“He reportedly emailed: ‘You don’t deserve one exhalation of breath on your behalf. You’ve behaved abominably and it will be a very, very long time before I forget what you did to this movie and what you’ve put all of us through.

“Not only has Pascal balked at making the Jobs movie, she has failed to do Rudin’s bidding by not discouraging Angelina Jolie from going after ace filmmaker David Fincher to direct her new movie for Sony about Cleopatra when Rudin wants him for his Jobs project. Cleopatra also has Scott Rudin attached as producer but if Rudin commits to make his next film at Universal, Pascal will be contractually entitled to remove him from Cleopatra in all but name.

“Jolie, once a sexpot married to Billy Bob Thornton but now a serious actor married to Brad Pitt and [seemingly] a credible producer-director, will take over Rudin’s movie if Pascal backs her, and Rudin is not going quietly into the night, despite the fact that he would have signed off on Jolie’s attachment to the project:

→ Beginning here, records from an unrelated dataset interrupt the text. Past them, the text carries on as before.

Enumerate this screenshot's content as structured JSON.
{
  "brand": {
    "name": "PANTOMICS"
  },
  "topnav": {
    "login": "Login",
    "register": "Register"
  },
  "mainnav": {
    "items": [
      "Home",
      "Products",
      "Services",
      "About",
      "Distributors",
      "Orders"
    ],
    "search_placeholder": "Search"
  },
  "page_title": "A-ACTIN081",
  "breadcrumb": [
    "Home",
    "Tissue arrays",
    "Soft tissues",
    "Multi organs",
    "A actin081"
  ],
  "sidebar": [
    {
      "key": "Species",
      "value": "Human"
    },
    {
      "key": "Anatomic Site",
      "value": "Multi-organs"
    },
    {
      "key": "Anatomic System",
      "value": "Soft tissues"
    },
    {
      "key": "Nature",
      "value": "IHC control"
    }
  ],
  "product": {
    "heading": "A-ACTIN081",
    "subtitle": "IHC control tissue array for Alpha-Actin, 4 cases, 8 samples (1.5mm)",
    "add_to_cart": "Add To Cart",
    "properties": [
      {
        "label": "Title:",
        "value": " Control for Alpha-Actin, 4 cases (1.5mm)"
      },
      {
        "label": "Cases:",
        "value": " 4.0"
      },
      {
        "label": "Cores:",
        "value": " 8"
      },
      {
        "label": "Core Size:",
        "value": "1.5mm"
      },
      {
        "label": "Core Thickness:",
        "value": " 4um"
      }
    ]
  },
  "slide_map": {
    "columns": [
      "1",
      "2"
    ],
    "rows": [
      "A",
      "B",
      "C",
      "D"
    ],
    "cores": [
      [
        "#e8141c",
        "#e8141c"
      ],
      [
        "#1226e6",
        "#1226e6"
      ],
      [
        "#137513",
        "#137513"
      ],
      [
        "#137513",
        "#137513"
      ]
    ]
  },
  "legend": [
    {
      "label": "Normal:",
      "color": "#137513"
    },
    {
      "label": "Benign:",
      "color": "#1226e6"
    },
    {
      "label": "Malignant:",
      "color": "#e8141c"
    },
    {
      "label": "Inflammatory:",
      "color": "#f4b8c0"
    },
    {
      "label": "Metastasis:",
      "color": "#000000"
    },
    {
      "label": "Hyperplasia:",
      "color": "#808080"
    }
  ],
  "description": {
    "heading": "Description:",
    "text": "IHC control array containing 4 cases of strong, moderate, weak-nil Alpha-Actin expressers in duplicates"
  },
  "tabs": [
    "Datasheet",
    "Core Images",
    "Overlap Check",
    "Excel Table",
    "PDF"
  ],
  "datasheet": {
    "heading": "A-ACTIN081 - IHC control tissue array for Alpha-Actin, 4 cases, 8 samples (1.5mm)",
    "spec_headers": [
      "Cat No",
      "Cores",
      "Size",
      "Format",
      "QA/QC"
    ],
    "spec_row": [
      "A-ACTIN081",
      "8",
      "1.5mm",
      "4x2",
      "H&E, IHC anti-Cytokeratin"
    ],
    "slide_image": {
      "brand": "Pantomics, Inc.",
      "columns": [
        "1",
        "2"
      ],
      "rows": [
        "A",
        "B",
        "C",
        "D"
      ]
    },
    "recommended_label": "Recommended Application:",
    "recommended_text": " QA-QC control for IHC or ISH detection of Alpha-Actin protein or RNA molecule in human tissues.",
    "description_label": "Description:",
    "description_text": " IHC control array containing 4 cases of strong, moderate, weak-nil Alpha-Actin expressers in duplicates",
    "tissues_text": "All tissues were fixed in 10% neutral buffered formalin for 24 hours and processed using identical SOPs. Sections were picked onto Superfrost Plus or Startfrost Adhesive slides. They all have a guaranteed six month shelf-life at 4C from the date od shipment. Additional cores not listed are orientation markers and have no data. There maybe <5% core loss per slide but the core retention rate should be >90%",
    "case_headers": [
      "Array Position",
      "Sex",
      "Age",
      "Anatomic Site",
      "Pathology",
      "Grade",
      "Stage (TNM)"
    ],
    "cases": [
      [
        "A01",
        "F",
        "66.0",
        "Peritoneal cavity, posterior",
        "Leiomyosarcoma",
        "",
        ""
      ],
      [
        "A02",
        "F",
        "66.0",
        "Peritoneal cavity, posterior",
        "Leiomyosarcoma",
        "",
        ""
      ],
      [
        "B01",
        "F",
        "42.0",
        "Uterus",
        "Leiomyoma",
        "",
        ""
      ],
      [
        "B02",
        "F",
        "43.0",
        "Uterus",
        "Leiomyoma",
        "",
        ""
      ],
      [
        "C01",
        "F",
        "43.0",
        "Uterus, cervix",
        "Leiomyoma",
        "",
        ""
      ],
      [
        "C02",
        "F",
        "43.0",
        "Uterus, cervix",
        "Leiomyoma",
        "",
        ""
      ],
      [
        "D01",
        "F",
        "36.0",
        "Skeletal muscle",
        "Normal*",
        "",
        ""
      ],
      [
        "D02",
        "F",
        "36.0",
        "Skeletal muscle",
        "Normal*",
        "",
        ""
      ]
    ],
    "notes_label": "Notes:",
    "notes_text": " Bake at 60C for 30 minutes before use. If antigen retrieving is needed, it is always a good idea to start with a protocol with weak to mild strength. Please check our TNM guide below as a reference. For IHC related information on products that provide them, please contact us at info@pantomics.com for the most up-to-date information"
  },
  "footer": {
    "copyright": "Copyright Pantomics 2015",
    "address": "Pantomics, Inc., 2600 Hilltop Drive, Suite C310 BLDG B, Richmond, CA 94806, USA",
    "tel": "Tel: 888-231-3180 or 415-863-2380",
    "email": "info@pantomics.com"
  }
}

Amy: ‘Do not fucking threaten me. I have been asking you [to] engage with me on this for weeks. And Fincher brought it up to me at dinner. And you know Eric [Cleopatra’s screenwriter] has been working [on] this for 2 years.

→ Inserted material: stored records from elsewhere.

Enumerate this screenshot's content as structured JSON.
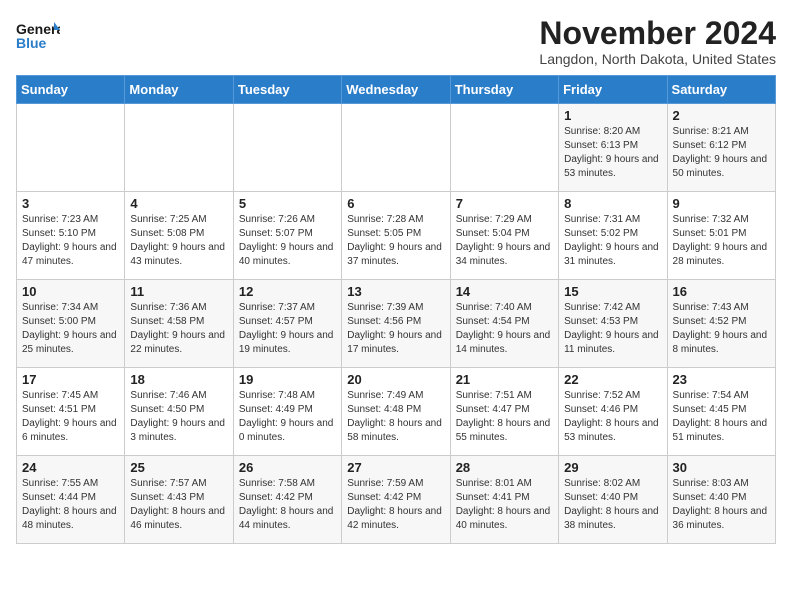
{
  "logo": {
    "line1": "General",
    "line2": "Blue"
  },
  "title": "November 2024",
  "location": "Langdon, North Dakota, United States",
  "weekdays": [
    "Sunday",
    "Monday",
    "Tuesday",
    "Wednesday",
    "Thursday",
    "Friday",
    "Saturday"
  ],
  "weeks": [
    [
      {
        "day": "",
        "info": ""
      },
      {
        "day": "",
        "info": ""
      },
      {
        "day": "",
        "info": ""
      },
      {
        "day": "",
        "info": ""
      },
      {
        "day": "",
        "info": ""
      },
      {
        "day": "1",
        "info": "Sunrise: 8:20 AM\nSunset: 6:13 PM\nDaylight: 9 hours and 53 minutes."
      },
      {
        "day": "2",
        "info": "Sunrise: 8:21 AM\nSunset: 6:12 PM\nDaylight: 9 hours and 50 minutes."
      }
    ],
    [
      {
        "day": "3",
        "info": "Sunrise: 7:23 AM\nSunset: 5:10 PM\nDaylight: 9 hours and 47 minutes."
      },
      {
        "day": "4",
        "info": "Sunrise: 7:25 AM\nSunset: 5:08 PM\nDaylight: 9 hours and 43 minutes."
      },
      {
        "day": "5",
        "info": "Sunrise: 7:26 AM\nSunset: 5:07 PM\nDaylight: 9 hours and 40 minutes."
      },
      {
        "day": "6",
        "info": "Sunrise: 7:28 AM\nSunset: 5:05 PM\nDaylight: 9 hours and 37 minutes."
      },
      {
        "day": "7",
        "info": "Sunrise: 7:29 AM\nSunset: 5:04 PM\nDaylight: 9 hours and 34 minutes."
      },
      {
        "day": "8",
        "info": "Sunrise: 7:31 AM\nSunset: 5:02 PM\nDaylight: 9 hours and 31 minutes."
      },
      {
        "day": "9",
        "info": "Sunrise: 7:32 AM\nSunset: 5:01 PM\nDaylight: 9 hours and 28 minutes."
      }
    ],
    [
      {
        "day": "10",
        "info": "Sunrise: 7:34 AM\nSunset: 5:00 PM\nDaylight: 9 hours and 25 minutes."
      },
      {
        "day": "11",
        "info": "Sunrise: 7:36 AM\nSunset: 4:58 PM\nDaylight: 9 hours and 22 minutes."
      },
      {
        "day": "12",
        "info": "Sunrise: 7:37 AM\nSunset: 4:57 PM\nDaylight: 9 hours and 19 minutes."
      },
      {
        "day": "13",
        "info": "Sunrise: 7:39 AM\nSunset: 4:56 PM\nDaylight: 9 hours and 17 minutes."
      },
      {
        "day": "14",
        "info": "Sunrise: 7:40 AM\nSunset: 4:54 PM\nDaylight: 9 hours and 14 minutes."
      },
      {
        "day": "15",
        "info": "Sunrise: 7:42 AM\nSunset: 4:53 PM\nDaylight: 9 hours and 11 minutes."
      },
      {
        "day": "16",
        "info": "Sunrise: 7:43 AM\nSunset: 4:52 PM\nDaylight: 9 hours and 8 minutes."
      }
    ],
    [
      {
        "day": "17",
        "info": "Sunrise: 7:45 AM\nSunset: 4:51 PM\nDaylight: 9 hours and 6 minutes."
      },
      {
        "day": "18",
        "info": "Sunrise: 7:46 AM\nSunset: 4:50 PM\nDaylight: 9 hours and 3 minutes."
      },
      {
        "day": "19",
        "info": "Sunrise: 7:48 AM\nSunset: 4:49 PM\nDaylight: 9 hours and 0 minutes."
      },
      {
        "day": "20",
        "info": "Sunrise: 7:49 AM\nSunset: 4:48 PM\nDaylight: 8 hours and 58 minutes."
      },
      {
        "day": "21",
        "info": "Sunrise: 7:51 AM\nSunset: 4:47 PM\nDaylight: 8 hours and 55 minutes."
      },
      {
        "day": "22",
        "info": "Sunrise: 7:52 AM\nSunset: 4:46 PM\nDaylight: 8 hours and 53 minutes."
      },
      {
        "day": "23",
        "info": "Sunrise: 7:54 AM\nSunset: 4:45 PM\nDaylight: 8 hours and 51 minutes."
      }
    ],
    [
      {
        "day": "24",
        "info": "Sunrise: 7:55 AM\nSunset: 4:44 PM\nDaylight: 8 hours and 48 minutes."
      },
      {
        "day": "25",
        "info": "Sunrise: 7:57 AM\nSunset: 4:43 PM\nDaylight: 8 hours and 46 minutes."
      },
      {
        "day": "26",
        "info": "Sunrise: 7:58 AM\nSunset: 4:42 PM\nDaylight: 8 hours and 44 minutes."
      },
      {
        "day": "27",
        "info": "Sunrise: 7:59 AM\nSunset: 4:42 PM\nDaylight: 8 hours and 42 minutes."
      },
      {
        "day": "28",
        "info": "Sunrise: 8:01 AM\nSunset: 4:41 PM\nDaylight: 8 hours and 40 minutes."
      },
      {
        "day": "29",
        "info": "Sunrise: 8:02 AM\nSunset: 4:40 PM\nDaylight: 8 hours and 38 minutes."
      },
      {
        "day": "30",
        "info": "Sunrise: 8:03 AM\nSunset: 4:40 PM\nDaylight: 8 hours and 36 minutes."
      }
    ]
  ]
}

Scott: ‘What the hell are you talking about? Who’s threatening you? Let me remind you I brought this material to you and I can off her from it in a phone call. Don’t for one second even think about trying this shit with me. There is no movie of Cleopatra to be made (and how that is a bad thing given the insanity and rampaging spoiled ego of this woman and the cost of the movie is beyond me) and if you won’t tell her that you do not like the script — which, let me remind you, SHE DOESN’T EITHER — this will just spin even further into Crazyland, but let me tell you I have zero appetite for the indulgence of spoiled brats and I will tell her this myself. Watch how you talk to me.’

Question: What if this isn’t a scorched-earth maneuver at all but simple common sense, albeit expressed with manic vituperation by Scott Rudin? What if he’s right? What if Cleopatra is indeed ‘a $180 million ego bath that we both know will be the career-defining debacle for us both’? It’s not as though there isn’t a precedent.

“Amy Pascal is in an awkward spot. She’s got a movie star lined up for a project brought to her by a big producer but now Rudin is off to Universal to make Jobs while Pascal has to back her newly-empowered hyphenate (actor-director-producer-celebrity) even if nobody likes her script (according to Rudin, anyway) and it’s going to cost Sony $180m to make. You cannot criticize Rudin for objecting to this number. Amy Pascal knows that being responsible for a second epic failure called Cleopatra will end her career in an avalanche of ridicule but Angie has put Amy’s money where Angie’s mouth is. In this instance, is it possible that the bully is also the voice of common sense? Hmm.

I like to imagine Wasserman’s grimly amused reaction to all this from beyond the grave; he would find it difficult to imagine his studio being sabotaged by an irate Korean dictator. Nevertheless, I think he would have considered it more plausible than another exorbitantly expensive star vehicle called Cleopatra.